Long-term effect of bilateral plication of the diaphragm

Chest. 2000 Mar;117(3):786-9. doi: 10.1378/chest.117.3.786.


Study objectives: To assess the feasibility and clinical outcome of bilateral plication of the diaphragm in patients with bilateral diaphragmatic paralysis (BDP) caused by neuralgic amyotrophy (NA), a mononeuritis of the phrenic nerves.

Design: Prospective, case-control study over a 1-year period.

Setting: A university hospital in The Netherlands.

Patients: Six patients who presented with BDP caused by NA.

Methods: The diagnosis of BDP was based on the absence of muscle response after cervical magnetic stimulation of both phrenic nerves. Three patients did not undergo surgery but were observed for a period of 2 years, and the other three patients underwent a limited lateral thoracotomy at the eighth intercostal space. Plication was performed by U-stitches until the diaphragm was as tight as possible. Vital capacity (VC) and arterial blood gas was measured during follow-up.

Results: One month postoperatively, mean VC measured in the supine position was significantly improved by 17%, and this effect was sustained for 12 months. Arterial PO(2) increased by 45%. VC and blood gas levels did not improve in the three patients that were only observed during the 2-year period.
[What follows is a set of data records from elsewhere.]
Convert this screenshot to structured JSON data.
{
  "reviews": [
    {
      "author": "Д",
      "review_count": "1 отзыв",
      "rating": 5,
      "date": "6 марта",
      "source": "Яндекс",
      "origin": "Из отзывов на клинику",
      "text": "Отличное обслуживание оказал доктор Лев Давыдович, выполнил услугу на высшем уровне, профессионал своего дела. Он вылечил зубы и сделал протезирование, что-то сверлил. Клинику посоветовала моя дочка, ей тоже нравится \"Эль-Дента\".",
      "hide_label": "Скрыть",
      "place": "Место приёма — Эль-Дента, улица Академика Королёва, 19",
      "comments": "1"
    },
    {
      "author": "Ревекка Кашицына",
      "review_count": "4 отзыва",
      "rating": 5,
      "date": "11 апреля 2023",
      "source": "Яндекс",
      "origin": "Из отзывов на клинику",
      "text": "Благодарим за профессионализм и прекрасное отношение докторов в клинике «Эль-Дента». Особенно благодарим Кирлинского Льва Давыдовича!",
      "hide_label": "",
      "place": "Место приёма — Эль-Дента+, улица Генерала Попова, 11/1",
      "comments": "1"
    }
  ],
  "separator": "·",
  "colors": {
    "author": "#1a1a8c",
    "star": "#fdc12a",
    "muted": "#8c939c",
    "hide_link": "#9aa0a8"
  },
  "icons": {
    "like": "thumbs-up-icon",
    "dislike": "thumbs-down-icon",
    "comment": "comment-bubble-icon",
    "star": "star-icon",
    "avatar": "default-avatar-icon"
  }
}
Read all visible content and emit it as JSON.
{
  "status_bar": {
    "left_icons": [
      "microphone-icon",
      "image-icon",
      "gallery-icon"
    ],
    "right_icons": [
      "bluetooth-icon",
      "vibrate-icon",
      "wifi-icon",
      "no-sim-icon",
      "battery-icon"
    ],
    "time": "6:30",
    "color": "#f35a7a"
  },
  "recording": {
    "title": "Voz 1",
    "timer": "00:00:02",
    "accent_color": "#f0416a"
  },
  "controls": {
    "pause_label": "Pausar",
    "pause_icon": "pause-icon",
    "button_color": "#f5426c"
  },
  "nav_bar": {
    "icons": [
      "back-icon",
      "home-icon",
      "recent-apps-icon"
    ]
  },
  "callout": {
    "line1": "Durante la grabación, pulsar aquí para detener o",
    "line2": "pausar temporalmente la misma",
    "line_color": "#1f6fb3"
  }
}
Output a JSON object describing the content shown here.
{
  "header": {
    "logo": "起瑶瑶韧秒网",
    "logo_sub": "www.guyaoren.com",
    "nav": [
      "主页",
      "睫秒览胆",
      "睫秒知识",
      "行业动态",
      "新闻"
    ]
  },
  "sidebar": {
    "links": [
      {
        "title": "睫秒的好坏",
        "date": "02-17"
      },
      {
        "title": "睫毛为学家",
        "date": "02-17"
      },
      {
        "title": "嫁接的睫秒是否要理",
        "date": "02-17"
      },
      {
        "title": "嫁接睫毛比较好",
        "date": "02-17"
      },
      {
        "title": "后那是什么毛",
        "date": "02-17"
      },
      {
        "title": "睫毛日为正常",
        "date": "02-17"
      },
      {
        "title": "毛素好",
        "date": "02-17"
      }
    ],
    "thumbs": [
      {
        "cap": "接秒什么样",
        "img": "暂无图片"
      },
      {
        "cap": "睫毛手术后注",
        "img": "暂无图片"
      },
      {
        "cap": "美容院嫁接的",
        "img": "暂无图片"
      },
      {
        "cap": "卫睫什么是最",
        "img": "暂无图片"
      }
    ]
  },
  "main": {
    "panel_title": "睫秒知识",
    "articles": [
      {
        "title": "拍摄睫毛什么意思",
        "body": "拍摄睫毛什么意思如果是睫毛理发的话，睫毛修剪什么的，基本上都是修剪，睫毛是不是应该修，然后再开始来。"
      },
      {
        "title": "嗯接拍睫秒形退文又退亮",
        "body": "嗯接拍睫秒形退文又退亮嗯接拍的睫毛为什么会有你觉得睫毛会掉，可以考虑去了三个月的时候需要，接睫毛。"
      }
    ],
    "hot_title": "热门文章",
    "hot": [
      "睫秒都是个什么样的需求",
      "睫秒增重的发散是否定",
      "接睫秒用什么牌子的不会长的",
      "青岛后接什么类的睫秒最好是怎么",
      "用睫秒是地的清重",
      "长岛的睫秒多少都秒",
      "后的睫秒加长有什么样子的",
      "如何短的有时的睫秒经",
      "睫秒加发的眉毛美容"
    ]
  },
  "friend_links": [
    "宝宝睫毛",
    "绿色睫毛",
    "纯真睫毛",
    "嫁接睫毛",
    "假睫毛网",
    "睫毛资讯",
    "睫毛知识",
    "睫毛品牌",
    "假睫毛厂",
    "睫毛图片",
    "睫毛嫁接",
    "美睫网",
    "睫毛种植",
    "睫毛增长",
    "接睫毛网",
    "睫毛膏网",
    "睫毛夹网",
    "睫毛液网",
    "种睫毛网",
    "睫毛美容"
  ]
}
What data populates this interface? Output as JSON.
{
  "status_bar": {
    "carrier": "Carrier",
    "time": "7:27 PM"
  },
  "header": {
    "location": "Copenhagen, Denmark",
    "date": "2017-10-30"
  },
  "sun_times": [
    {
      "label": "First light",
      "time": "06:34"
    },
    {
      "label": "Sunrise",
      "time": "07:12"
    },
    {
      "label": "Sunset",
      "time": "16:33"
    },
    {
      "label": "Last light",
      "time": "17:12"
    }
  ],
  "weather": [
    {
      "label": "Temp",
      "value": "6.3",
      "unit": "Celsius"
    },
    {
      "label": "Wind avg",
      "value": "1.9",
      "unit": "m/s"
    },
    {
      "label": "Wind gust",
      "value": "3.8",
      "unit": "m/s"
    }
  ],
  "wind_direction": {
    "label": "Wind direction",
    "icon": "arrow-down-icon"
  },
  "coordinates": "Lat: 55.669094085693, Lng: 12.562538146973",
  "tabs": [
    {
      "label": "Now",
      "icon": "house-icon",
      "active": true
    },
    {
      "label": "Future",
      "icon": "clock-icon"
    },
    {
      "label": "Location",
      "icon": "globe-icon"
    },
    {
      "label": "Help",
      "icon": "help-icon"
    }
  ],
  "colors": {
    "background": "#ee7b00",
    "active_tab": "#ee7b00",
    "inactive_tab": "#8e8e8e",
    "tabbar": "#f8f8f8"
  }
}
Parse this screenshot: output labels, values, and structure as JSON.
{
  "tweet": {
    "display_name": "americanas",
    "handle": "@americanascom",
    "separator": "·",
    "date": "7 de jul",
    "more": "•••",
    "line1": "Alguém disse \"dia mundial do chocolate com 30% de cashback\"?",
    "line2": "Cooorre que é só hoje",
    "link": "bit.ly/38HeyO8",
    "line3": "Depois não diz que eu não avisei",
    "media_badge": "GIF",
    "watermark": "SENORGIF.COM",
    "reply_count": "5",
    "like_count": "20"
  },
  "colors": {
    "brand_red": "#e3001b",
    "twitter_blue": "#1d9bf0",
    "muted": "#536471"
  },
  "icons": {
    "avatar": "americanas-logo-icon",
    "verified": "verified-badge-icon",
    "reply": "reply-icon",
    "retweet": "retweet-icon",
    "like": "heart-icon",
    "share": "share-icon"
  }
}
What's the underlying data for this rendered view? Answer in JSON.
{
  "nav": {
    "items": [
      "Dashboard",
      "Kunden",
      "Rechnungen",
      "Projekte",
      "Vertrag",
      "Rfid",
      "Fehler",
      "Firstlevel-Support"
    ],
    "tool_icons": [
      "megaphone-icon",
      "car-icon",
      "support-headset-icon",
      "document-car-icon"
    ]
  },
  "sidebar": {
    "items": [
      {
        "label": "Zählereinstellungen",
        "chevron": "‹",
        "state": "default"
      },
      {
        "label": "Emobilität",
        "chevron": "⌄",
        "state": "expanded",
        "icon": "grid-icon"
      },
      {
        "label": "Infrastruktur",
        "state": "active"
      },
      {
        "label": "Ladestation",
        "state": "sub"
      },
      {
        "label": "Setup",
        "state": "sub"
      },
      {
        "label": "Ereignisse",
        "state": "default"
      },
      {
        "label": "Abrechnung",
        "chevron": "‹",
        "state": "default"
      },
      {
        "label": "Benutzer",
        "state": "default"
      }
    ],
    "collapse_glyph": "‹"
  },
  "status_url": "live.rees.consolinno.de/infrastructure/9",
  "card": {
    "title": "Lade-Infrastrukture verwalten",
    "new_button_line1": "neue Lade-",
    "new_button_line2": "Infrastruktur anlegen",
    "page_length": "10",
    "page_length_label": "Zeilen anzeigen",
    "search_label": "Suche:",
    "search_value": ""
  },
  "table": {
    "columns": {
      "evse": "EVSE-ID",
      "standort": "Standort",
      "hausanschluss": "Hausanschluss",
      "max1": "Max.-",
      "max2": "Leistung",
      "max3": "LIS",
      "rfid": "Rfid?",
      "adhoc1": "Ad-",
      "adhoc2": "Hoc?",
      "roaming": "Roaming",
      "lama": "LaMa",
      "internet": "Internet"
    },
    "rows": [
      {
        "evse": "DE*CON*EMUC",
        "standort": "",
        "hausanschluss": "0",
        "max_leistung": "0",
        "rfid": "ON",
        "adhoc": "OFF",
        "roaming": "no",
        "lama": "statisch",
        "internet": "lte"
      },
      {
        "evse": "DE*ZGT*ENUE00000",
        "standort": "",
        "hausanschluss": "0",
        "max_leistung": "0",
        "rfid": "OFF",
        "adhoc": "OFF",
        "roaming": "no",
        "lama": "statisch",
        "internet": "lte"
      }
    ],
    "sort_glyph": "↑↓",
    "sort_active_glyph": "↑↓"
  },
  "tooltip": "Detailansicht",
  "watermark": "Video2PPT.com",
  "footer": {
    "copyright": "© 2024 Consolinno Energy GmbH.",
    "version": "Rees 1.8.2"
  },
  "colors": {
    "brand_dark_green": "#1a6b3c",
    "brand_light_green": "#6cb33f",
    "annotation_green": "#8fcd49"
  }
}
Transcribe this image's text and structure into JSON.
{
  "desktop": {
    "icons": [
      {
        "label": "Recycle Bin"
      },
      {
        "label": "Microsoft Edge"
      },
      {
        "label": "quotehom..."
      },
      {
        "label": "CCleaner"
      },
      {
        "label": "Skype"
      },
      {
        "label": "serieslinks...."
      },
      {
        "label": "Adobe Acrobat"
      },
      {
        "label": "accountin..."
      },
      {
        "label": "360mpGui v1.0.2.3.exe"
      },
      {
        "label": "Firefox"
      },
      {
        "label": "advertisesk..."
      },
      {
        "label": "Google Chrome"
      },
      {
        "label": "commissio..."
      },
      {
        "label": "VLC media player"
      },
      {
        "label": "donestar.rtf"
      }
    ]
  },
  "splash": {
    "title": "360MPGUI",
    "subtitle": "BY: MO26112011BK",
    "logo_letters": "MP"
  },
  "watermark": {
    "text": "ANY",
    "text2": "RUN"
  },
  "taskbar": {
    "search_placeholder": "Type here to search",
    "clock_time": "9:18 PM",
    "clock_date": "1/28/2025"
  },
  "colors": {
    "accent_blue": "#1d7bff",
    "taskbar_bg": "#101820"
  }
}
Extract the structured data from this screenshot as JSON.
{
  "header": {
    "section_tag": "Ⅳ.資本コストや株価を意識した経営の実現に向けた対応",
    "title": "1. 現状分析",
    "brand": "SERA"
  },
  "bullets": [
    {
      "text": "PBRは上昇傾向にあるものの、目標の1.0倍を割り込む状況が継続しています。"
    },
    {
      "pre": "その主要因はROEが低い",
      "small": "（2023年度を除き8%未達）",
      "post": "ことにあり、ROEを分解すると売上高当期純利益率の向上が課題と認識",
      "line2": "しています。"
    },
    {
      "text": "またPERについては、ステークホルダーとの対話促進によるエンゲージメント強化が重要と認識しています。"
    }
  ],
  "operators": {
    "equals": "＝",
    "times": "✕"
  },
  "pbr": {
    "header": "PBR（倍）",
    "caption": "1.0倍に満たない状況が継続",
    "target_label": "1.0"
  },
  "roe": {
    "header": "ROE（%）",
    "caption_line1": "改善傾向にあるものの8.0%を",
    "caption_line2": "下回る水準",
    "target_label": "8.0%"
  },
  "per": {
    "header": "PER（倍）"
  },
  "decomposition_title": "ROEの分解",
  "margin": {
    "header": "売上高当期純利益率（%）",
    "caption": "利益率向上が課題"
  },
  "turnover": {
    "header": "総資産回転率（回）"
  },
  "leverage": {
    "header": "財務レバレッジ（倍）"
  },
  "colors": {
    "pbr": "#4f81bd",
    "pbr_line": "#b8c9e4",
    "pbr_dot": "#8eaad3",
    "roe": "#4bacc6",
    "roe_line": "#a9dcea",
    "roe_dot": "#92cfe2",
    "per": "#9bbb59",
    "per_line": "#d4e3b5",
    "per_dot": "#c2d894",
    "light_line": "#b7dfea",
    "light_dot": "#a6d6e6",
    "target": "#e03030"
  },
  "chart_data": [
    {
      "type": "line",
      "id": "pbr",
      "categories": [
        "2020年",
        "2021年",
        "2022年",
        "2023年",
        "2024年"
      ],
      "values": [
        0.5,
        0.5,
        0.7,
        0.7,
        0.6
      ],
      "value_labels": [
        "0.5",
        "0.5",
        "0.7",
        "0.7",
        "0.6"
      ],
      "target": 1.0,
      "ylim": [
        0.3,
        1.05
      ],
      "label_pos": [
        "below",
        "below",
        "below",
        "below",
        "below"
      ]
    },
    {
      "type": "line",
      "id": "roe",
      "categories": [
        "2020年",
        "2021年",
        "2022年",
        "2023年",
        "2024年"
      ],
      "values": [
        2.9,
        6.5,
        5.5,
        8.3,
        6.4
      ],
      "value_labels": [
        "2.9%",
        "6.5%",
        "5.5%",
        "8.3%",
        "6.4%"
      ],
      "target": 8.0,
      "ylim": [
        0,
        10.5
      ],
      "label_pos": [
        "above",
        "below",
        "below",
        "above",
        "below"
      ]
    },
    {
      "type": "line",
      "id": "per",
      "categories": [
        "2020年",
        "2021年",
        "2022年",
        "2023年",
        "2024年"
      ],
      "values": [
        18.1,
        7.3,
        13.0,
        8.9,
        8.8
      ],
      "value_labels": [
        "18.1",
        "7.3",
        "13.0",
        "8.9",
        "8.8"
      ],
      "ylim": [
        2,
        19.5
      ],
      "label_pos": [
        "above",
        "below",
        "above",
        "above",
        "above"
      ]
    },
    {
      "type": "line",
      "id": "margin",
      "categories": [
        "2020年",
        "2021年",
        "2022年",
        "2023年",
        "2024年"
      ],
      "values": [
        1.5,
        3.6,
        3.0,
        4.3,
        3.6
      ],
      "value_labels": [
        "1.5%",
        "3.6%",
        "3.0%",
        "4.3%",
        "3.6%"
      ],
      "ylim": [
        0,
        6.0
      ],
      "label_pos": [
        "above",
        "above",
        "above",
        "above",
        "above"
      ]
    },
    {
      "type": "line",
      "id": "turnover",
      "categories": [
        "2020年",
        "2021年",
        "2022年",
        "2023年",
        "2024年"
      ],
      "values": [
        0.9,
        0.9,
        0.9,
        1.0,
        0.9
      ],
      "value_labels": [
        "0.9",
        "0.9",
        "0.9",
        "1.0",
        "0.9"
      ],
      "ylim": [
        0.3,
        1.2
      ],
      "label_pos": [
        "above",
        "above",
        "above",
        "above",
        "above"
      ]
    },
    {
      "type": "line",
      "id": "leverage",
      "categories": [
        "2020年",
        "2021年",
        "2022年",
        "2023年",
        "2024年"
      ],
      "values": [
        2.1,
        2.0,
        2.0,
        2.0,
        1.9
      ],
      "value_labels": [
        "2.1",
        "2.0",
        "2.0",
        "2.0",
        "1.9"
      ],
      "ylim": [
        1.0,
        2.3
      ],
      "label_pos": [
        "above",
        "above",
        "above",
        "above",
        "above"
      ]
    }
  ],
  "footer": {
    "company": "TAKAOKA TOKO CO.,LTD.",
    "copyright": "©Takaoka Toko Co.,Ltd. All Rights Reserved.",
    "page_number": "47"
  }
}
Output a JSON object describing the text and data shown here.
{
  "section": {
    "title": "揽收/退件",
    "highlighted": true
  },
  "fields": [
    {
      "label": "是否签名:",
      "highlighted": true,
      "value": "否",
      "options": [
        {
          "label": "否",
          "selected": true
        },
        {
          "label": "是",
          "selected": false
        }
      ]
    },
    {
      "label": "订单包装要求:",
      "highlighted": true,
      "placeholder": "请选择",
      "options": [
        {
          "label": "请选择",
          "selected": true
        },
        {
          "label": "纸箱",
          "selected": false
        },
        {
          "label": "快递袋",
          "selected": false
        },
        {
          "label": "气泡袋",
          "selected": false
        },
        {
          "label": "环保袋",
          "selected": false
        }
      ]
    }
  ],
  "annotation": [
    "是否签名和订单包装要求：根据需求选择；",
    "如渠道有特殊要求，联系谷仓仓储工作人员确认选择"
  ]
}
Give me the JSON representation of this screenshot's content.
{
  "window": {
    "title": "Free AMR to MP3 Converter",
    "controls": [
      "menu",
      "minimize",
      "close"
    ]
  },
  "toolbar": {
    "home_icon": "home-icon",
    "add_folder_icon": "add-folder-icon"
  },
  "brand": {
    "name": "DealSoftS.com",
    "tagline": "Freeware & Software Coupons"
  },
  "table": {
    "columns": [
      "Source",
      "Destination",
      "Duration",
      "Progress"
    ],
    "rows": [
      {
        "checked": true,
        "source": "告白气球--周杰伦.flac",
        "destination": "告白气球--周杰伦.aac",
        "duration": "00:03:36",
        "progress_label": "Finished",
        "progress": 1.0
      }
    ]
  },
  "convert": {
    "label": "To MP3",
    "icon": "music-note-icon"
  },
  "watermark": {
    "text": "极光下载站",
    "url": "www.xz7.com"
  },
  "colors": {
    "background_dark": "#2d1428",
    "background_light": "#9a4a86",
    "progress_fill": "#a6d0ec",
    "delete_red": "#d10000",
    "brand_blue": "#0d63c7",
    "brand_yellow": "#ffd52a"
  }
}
All three surgical patients could sleep in the supine position after the operation.

Conclusion: Bilateral plication of the diaphragm for NA-induced paralysis results in improvement of ventilation and blood gas exchange, allowing patients to sleep in the supine position without dyspnea.

MeSH terms

  • Aged
  • Brachial Plexus Neuritis / surgery*
  • Carbon Dioxide / blood
  • Case-Control Studies
  • Female
  • Follow-Up Studies
  • Humans
  • Male
  • Middle Aged
  • Oxygen / blood
  • Phrenic Nerve*
  • Postoperative Complications / etiology*
  • Postoperative Complications / physiopathology
  • Prospective Studies
  • Pulmonary Gas Exchange / physiology
  • Respiratory Paralysis / surgery*
  • Suture Techniques*
  • Vital Capacity / physiology


  • Carbon Dioxide
  • Oxygen